Last night I arrived in Biloxi to start a week-long volunteer journey to continue the rebuilding process after Hurricane Katrina with Hands on Greater Portland. I feel lucky; it's 75 degrees, sunny, and we just missed the rain. I wasn't sure what to expect as far as the volunteer dorm. I have some fear - ok obessive qualities - about the state of bathrooms, showers, and beds. They are fine, the bunk beds are fine and there are positive reminders all over the walls of just how many people have been through this building helping Biloxi move forward.

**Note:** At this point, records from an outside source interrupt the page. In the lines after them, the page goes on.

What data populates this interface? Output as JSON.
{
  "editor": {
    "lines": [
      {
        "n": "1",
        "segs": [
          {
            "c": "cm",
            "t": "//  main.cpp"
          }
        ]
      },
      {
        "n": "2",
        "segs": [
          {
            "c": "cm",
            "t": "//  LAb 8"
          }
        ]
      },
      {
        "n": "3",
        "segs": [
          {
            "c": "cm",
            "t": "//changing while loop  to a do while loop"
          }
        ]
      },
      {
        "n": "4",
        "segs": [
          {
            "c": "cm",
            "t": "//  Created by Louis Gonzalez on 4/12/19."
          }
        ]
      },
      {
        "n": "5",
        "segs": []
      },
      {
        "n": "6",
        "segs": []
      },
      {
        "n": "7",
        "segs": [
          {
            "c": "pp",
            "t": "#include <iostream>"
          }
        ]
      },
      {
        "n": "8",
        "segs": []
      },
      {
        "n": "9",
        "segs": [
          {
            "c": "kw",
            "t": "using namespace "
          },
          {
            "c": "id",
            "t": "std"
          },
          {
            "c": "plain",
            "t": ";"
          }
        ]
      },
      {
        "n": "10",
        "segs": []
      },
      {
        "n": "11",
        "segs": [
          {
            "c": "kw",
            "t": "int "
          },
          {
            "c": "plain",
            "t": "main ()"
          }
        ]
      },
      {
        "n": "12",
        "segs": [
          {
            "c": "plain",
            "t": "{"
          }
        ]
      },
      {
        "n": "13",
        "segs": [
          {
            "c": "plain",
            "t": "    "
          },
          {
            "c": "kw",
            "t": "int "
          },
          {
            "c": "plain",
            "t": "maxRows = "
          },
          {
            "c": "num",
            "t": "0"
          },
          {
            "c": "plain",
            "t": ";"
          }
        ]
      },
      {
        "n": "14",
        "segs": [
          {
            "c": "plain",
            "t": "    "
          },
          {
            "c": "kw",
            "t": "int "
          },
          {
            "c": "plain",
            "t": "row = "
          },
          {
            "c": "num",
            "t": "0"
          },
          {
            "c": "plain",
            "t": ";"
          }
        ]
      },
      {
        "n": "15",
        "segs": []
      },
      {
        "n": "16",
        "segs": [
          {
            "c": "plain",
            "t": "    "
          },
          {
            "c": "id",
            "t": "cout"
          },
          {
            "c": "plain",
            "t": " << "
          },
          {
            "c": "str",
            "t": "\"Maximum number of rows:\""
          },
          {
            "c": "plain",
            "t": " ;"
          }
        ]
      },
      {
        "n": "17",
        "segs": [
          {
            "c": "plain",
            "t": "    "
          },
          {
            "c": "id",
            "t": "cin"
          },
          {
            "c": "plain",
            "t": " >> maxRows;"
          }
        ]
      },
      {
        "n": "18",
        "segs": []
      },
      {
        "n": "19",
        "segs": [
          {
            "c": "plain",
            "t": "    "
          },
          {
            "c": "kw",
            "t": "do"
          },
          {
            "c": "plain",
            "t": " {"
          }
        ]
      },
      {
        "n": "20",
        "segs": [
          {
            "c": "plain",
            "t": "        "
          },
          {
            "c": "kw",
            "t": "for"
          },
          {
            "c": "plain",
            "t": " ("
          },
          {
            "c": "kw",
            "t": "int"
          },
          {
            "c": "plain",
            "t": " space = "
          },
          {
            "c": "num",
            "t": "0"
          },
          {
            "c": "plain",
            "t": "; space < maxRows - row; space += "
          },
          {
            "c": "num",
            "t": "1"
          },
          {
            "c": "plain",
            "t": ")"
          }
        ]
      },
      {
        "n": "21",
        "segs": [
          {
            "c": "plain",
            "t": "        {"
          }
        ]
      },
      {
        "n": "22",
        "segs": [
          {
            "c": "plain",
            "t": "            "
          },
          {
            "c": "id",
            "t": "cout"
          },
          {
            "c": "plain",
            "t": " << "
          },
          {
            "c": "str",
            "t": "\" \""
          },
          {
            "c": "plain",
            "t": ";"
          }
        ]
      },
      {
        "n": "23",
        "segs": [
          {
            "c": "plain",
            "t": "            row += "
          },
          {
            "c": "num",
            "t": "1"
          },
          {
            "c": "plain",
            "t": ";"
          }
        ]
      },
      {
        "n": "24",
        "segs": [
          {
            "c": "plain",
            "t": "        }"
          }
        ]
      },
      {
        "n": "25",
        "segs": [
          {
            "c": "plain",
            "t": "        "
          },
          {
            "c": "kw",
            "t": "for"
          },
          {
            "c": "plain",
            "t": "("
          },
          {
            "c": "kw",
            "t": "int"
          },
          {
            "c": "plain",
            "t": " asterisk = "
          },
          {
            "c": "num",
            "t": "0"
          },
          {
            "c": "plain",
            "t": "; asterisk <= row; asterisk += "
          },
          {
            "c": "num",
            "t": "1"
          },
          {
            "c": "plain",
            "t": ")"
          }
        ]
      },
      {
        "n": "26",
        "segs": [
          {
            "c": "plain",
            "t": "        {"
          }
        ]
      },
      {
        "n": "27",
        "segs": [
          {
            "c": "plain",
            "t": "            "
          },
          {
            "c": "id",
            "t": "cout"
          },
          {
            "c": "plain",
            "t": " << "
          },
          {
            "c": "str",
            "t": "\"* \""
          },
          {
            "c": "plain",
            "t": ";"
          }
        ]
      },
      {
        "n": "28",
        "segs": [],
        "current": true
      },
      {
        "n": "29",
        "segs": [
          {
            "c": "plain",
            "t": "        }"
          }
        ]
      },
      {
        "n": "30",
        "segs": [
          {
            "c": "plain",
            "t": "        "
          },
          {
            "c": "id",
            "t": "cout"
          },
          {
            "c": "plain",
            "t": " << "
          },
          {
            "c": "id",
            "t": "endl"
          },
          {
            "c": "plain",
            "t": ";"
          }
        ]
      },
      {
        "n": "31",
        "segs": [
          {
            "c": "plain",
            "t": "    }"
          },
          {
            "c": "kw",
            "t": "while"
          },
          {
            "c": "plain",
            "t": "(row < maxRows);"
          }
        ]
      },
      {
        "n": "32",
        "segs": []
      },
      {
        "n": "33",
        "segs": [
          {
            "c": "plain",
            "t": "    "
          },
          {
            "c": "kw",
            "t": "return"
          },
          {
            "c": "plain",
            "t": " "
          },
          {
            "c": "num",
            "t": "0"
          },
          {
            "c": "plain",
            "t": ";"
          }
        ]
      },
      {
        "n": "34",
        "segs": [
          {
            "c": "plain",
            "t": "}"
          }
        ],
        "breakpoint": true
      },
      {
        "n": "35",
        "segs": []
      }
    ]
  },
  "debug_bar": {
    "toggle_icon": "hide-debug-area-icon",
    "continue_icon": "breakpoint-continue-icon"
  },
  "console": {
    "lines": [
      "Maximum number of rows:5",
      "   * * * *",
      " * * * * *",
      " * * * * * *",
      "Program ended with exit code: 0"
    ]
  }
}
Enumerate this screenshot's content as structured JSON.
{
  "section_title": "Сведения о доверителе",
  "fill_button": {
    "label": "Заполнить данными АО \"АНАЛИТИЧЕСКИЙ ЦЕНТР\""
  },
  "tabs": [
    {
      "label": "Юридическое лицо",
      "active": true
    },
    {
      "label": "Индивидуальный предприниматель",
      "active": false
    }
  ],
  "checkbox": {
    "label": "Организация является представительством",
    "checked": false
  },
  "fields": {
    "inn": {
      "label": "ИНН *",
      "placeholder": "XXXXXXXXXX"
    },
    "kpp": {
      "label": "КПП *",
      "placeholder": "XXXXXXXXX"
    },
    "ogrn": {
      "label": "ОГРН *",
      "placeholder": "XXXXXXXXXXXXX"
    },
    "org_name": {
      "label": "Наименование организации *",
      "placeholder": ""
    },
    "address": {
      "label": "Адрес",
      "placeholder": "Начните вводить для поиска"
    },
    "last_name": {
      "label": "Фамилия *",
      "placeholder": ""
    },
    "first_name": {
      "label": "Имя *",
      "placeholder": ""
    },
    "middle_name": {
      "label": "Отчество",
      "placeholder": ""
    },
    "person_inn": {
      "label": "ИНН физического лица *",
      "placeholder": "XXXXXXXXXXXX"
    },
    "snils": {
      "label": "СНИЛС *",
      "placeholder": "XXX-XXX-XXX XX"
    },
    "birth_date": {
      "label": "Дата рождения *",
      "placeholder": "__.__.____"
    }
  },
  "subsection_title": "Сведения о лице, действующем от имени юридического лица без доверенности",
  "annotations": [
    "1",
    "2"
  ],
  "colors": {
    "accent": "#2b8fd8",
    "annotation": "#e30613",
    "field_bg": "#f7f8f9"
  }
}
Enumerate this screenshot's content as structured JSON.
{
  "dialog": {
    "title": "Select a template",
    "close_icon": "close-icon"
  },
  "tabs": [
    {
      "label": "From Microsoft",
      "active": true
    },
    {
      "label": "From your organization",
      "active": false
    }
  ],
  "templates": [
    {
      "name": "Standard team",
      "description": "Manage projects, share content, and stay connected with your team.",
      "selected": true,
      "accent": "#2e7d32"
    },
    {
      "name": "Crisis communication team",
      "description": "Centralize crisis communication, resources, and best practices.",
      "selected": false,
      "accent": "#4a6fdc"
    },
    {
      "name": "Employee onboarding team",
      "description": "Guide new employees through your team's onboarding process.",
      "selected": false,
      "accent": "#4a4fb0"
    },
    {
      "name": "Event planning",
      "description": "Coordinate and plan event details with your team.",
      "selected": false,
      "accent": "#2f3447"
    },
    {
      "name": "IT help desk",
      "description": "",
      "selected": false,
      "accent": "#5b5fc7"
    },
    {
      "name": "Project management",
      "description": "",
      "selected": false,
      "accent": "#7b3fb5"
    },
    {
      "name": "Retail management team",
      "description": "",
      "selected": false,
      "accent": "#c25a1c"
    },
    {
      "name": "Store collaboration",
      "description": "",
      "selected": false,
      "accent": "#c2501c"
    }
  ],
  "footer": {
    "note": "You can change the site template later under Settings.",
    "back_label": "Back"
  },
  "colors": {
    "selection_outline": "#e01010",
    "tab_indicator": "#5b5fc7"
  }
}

Today, my team - Dale, Chris, Bob, Carrie, Selena, Emily, Sara, and Brenden - spent about six hours scraping toxic black mold from the house in the picture. It seems when some insurance companies came through and gave the OK for folks to move back to their homes, they didn't factor in water damage clean up. Many homes now have to re-gutted, scraped, and put back together again, mostly with volunteer work. This process costs way more than most home owners can afford and they have been waiting over a year to have the work done. We wore masks, Tyvek suits with booties, and plastic gloves. If you think that sounds hot, imagine being in it all day. Lawrence, the home owner, stocked us with sodas, horseshoes for breaks, and good company. He was so grateful for the help, any help that I think it made us work a little faster.
When I thought I wanted to blog about this experience on Blue O, I wasn't sure what political angle I would use to link it to Portland. Sure our group is from Portland (save Chris, my BFF from Jersey) and Portland is a city of do-gooders, but I wanted to make it politically relevant. From what I can tell so far, we are all liberals who think the government failed this area two years ago and isn't doing enough today to continue to fix what's broken. Perhaps more pertinent connections will reveal themselves in the coming days. But on a personal level, to see damage to this extent - and worse in many places - still, two years later is unreal. To see three and four story apartment buildings with water lines right under the roofs is disarming. There is still so much destruction, its hard to feel that our short week will matter. We've helped Lawrence today and who knows who we'll help tomorrow. But our work barely scratches the surface.